The Land Rover Discovery Sport P300e PHEV is a genuinely capable all-rounder. It was sufficiently responsive, it had a comfortable ride, it was generally refined, and, even without seven seats, it’s a spacious, practical size. Like most plug-in hybrids, the driving experience was best when on electric power. This zero tailpipe form of propulsion will take you up to 34 miles before you have to use the 3-cylinder petrol engine. However the 33mpg at motorway speeds is disappointing, as is the inability to benefit from all-wheel drive traction in electric mode.

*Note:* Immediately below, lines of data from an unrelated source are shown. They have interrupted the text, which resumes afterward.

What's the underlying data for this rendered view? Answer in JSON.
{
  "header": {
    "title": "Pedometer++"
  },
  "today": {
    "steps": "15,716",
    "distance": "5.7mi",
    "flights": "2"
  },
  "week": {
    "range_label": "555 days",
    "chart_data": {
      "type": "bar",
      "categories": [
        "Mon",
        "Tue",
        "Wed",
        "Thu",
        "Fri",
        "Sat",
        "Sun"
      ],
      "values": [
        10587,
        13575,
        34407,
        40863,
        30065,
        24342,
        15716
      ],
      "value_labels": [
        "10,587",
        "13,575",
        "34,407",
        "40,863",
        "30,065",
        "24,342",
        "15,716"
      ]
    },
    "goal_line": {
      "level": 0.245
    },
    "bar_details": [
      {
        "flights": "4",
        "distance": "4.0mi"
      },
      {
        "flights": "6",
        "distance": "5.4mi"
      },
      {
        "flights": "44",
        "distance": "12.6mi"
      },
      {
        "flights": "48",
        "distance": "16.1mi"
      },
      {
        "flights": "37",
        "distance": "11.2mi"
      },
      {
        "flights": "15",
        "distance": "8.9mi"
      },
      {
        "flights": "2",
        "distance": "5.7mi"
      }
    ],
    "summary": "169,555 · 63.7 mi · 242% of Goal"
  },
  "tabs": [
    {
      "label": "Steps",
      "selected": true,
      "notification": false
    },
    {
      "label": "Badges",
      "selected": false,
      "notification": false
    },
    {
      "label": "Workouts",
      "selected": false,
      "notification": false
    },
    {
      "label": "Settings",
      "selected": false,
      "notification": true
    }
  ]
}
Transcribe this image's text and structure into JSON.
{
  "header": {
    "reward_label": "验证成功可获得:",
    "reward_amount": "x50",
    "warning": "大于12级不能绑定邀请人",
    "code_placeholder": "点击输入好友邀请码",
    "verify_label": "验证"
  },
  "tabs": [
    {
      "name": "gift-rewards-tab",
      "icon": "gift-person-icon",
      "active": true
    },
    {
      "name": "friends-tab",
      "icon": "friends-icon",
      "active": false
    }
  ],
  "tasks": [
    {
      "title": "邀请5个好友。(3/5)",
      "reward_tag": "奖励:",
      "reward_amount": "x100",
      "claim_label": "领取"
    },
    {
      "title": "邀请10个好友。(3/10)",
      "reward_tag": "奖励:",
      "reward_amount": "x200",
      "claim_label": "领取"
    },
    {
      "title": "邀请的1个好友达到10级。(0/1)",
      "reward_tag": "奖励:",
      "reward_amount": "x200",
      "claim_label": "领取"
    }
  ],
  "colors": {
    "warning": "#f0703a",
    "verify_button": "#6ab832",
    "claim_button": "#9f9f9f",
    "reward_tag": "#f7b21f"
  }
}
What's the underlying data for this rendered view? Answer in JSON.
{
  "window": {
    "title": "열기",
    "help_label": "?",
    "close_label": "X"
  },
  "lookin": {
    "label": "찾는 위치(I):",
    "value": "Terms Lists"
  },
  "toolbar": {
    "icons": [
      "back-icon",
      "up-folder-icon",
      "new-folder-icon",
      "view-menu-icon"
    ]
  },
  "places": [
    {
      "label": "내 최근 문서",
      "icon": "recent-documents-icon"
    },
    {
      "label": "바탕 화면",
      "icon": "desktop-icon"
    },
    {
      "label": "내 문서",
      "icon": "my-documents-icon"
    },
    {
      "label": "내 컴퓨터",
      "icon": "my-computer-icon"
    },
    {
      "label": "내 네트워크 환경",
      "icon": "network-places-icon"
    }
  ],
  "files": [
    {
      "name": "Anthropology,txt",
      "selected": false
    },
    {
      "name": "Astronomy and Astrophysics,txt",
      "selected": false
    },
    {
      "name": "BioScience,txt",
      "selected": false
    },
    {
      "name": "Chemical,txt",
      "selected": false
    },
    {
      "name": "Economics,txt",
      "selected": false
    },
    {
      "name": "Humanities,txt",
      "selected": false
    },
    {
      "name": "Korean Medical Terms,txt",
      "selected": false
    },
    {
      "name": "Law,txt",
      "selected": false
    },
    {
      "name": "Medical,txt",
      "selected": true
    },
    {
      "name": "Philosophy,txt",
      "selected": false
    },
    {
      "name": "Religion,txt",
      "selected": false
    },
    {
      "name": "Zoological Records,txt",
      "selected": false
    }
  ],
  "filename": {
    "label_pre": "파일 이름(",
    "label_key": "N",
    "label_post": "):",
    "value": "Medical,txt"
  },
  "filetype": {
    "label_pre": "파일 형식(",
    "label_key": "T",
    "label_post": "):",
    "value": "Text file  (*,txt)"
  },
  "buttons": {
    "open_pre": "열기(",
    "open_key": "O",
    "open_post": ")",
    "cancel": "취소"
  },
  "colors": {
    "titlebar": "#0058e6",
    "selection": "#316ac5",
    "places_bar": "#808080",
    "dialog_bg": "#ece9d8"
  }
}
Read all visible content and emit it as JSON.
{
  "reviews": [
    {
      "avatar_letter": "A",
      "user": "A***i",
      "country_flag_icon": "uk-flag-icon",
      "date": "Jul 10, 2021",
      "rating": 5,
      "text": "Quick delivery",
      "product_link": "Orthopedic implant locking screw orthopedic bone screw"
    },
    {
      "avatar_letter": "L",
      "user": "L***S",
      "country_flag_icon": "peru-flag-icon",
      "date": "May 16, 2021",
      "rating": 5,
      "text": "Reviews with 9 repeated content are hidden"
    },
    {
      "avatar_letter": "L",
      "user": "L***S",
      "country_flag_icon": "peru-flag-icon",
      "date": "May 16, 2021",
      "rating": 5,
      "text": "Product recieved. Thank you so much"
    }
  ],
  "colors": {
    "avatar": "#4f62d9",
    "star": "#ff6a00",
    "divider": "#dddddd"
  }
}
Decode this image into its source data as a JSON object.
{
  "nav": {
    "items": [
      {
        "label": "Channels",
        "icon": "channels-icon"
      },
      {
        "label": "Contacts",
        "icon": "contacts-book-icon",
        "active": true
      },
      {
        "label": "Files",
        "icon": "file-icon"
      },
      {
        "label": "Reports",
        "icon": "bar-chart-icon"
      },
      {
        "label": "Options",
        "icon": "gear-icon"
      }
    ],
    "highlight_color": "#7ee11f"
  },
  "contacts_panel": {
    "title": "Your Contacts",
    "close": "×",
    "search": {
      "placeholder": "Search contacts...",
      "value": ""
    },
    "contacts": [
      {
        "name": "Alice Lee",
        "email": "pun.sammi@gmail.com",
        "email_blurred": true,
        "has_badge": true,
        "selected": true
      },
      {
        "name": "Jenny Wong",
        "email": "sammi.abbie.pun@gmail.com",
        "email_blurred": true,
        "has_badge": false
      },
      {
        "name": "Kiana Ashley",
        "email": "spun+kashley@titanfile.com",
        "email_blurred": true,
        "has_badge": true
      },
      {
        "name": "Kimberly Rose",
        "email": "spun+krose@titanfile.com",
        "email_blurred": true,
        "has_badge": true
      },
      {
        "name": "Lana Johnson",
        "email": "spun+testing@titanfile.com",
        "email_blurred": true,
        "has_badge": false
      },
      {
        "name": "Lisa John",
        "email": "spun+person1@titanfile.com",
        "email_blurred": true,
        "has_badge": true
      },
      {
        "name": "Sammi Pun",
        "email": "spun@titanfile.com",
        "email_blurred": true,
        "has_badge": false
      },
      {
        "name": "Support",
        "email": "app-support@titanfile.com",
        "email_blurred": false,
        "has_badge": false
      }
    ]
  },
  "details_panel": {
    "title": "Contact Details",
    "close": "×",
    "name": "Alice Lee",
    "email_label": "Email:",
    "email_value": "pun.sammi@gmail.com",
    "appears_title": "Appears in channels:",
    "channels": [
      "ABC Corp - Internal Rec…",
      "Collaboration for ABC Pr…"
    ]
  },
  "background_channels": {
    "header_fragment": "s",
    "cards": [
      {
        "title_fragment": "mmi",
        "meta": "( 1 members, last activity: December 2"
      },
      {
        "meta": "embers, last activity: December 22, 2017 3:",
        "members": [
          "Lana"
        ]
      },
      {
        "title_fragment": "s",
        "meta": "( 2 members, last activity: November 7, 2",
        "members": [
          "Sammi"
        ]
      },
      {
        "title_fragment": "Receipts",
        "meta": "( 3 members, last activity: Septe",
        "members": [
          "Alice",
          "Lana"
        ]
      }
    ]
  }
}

The Discovery Sport P300e is a welcome new choice for Land Rover buyers. It may not be a pure EV, but it will hopefully provide a stepping-stone for petrol and diesel buyers to try out a part-electric vehicle, and when they find that they prefer driving on electric rather than petrol power, hopefully they’ll be able to opt for a pure electric 4×4 next time they buy a Land Rover.

Our standard advice for plug-in hybrid buyers remains: PHEVs are designed for people who will primarily drive the car on electric power, ie. journeys of around 30 miles or less between charges – with occasional longer journeys. If you drive a two-tonne PHEV SUV up and down the nation’s motorways without charging it, you’re likely to be very disappointed with the fuel economy, and the emissions will be nowhere near the official figure.

The Land Rover Discovery Sport P300e PHEV gains a Green Car Guide rating of 8 out of 10.


  • Test economy: 46.5 mpg
  • CO2 emissions (WLTP): 44 g/km
  • Vehicle tax rate (VED):   TBC
  • Benefit in Kind (BIK) company car tax liability (2021/22): 13%
  • Price:   From £45,370
  • Insurance group:   TBC
  • Power:   309 PS
  • Torque:   540 Nm
  • Max speed:   130 mph
  • 0-62 mph:   6.6 seconds
  • Weight:   2168 kg
Paul Clarke

Review by:
Paul Clarke, GreenCarGuide Editor